Leviathan arrives in the USA at last, in the form of The Book of Leviathan, published by Overlook Press. Everyone who is serious about exploring the more far-flung and adventurous realms of comics, enjoys graphic intellectual stimulation, or appreciates a healthy sense of the absurd has an excellent chance of finding what they are looking for in The Book of Leviathan. This is a truly one-of-a-kind item. The Book of the Leviathan employs a wry wit with dextrous aplomb at every turn. Right from the initial impression -- the overall book design, with its ruby edged pages, making it resemble a accountant's ledger -- the reader is put in the position of having to ask questions, such as, in this case, "What exactly are we keeping track of here?", and then later, once we've gone a few pages into the book, "What, in our lives and most especially in our early, childhood years, goes into the plus columns and what goes into the minus?" and, finally, "Will it all add up in the end?" Most readers confronting Blegvad's work for the first time will find themselves mysteriously compelled to grab the first person who happens by to share their enthusiasm: "Hey! This is really different. I don't think I've ever read anything quite like this before." Some readers may find themselves somewhat unsettled at first, if only from the sheer unfamiliarity of Blegvad's narrative strategies. In the end, however, all readers that prevail will come away from The Book of Leviathan with a deepened appreciation for the unknown corners of our lives, and a sense, finally, of the ultimate incomprehensibility of being.
The Ganzfeld is a true one-of-a-kind publication and #3 is by far the best issue yet. It shouldn't really be under the comics listing, but as it is truly uncategorizable, this is as good a spot as any. The editors once again bring together a unique group of designers, illustrators, cartoonists, and artists in a coherent, strongly designed format. It features a unique collaboration between Rick Moody and Fred Tomaselli; a new picture story by designer Geoff McFetridge, and even an illustrated essay by Alfred Hitchcock. Lengthy comics and picture stories are contributed by an international group, Renée French, Ron Rege, Jr., Blexbolex, Brian Ralph. The major highlight of the book is Peter Blegvad's contribution: a highly innovative piece that is a stellar work of genius. Really, it's that good. No one compares to Blegvad. He's in a class by himself here. (If you aren't familiar with Peter Blegvad's work, do yourself a favor and check out The Book of Leviathan.) The Ganzfeld #3 also puts the spotlight on history: profiles include the inventor of the Macy's Parade Balloons; a special 40-page section devoted to the art collective The Hairy Who, and articles on Bruegel and deep space photography. Also: humorous picture stories on color theory, where we go when we die, and the lost genre of blank books. And much more, all bound together and accentuated by impeccable graphic design.

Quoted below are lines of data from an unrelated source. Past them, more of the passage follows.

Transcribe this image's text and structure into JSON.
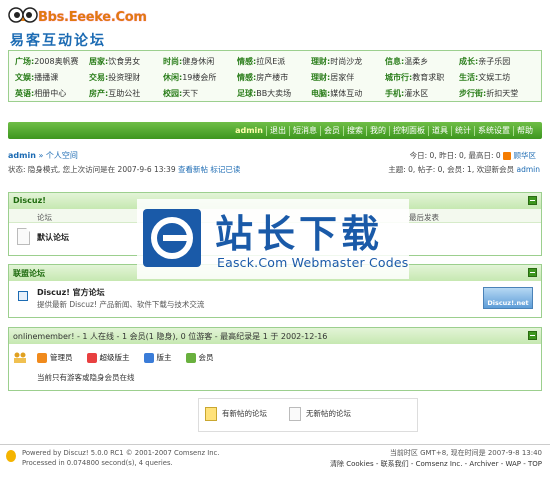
{
  "header": {
    "site": "Bbs.Eeeke.Com",
    "name": "易客互动论坛"
  },
  "categories": [
    [
      {
        "k": "广场:",
        "v": "2008奥帆赛"
      },
      {
        "k": "居家:",
        "v": "饮食男女"
      },
      {
        "k": "时尚:",
        "v": "健身休闲"
      },
      {
        "k": "情感:",
        "v": "拉风E派"
      },
      {
        "k": "理财:",
        "v": "时尚沙龙"
      },
      {
        "k": "信息:",
        "v": "温柔乡"
      },
      {
        "k": "成长:",
        "v": "亲子乐园"
      }
    ],
    [
      {
        "k": "文娱:",
        "v": "播播课"
      },
      {
        "k": "交易:",
        "v": "投资理财"
      },
      {
        "k": "休闲:",
        "v": "19楼会所"
      },
      {
        "k": "情感:",
        "v": "房产楼市"
      },
      {
        "k": "理财:",
        "v": "居家伴"
      },
      {
        "k": "城市行:",
        "v": "教育求职"
      },
      {
        "k": "生活:",
        "v": "文娱工坊"
      }
    ],
    [
      {
        "k": "英语:",
        "v": "相册中心"
      },
      {
        "k": "房产:",
        "v": "互助公社"
      },
      {
        "k": "校园:",
        "v": "天下"
      },
      {
        "k": "足球:",
        "v": "BB大卖场"
      },
      {
        "k": "电脑:",
        "v": "媒体互动"
      },
      {
        "k": "手机:",
        "v": "灌水区"
      },
      {
        "k": "步行街:",
        "v": "折扣天堂"
      }
    ]
  ],
  "nav": [
    "admin",
    "退出",
    "短消息",
    "会员",
    "搜索",
    "我的",
    "控制面板",
    "道具",
    "统计",
    "系统设置",
    "帮助"
  ],
  "breadcrumb": {
    "user": "admin",
    "sep": " » ",
    "section": "个人空间"
  },
  "status_line": {
    "text": "状态: 隐身模式, 您上次访问是在 2007-9-6 13:39",
    "link1": "查看新帖",
    "link2": "标记已读"
  },
  "stats": {
    "line1": "今日: 0, 昨日: 0, 最高日: 0",
    "rss": "顾华区",
    "line2": "主题: 0, 帖子: 0, 会员: 1, 欢迎新会员",
    "newmember": "admin"
  },
  "section1": {
    "title": "Discuz!",
    "col_forum": "论坛",
    "col_lastpost": "最后发表",
    "forum": "默认论坛"
  },
  "section2": {
    "title": "联盟论坛",
    "forum": "Discuz! 官方论坛",
    "desc": "提供最新 Discuz! 产品新闻、软件下载与技术交流",
    "badge": "Discuz!.net"
  },
  "section3": {
    "title": "onlinemember! - 1 人在线 - 1 会员(1 隐身), 0 位游客 - 最高纪录是 1 于 2002-12-16",
    "groups": [
      {
        "label": "管理员",
        "color": "#f08a1c"
      },
      {
        "label": "超级版主",
        "color": "#e84040"
      },
      {
        "label": "版主",
        "color": "#3a7cd8"
      },
      {
        "label": "会员",
        "color": "#69b03e"
      }
    ],
    "hint": "当前只有游客或隐身会员在线"
  },
  "legend": {
    "new": "有新帖的论坛",
    "nonew": "无新帖的论坛"
  },
  "footer": {
    "powered": "Powered by Discuz! 5.0.0 RC1 © 2001-2007 Comsenz Inc.",
    "processed": "Processed in 0.074800 second(s), 4 queries.",
    "time": "当前时区 GMT+8, 现在时间是 2007-9-8 13:40",
    "links": "清除 Cookies - 联系我们 - Comsenz Inc. - Archiver - WAP - TOP"
  },
  "watermark": {
    "title": "站长下载",
    "sub": "Easck.Com Webmaster Codes"
  }
}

We haven't written about The Believer in a while, but there was no way we could let this go without throwing it your way. This is by far the most comics-centric issue yet, and it's a must! First off, there is the amazing Charles Burns cover that celebrates Chris Ware's interview of Jerry Moriarty, the latter of whom, in turn, contributes a gigantic, removable, fold-out poster of a Jack Survives page. Then there are the additional interviews with Aline Kominsky-Crumb, and the one-and-only Peter Blegvad! On top of this add a historical overview of the life and career of Morrie Turner, the creator of Wee Pals, the first nationally syndicated "comic strip of color." And, if that weren't already enough, this issue features the debut of the all-new Comics page, edited by Alvin Buenaventura and featuring full color comics by the likes of Anders Nilsen, Ron Regé, Jr., Tom Gauld, Leif Goldberg, Lisa Hanawalt, Charles Burns, Lilli Carré and Al Columbia. A keeper, we'd say.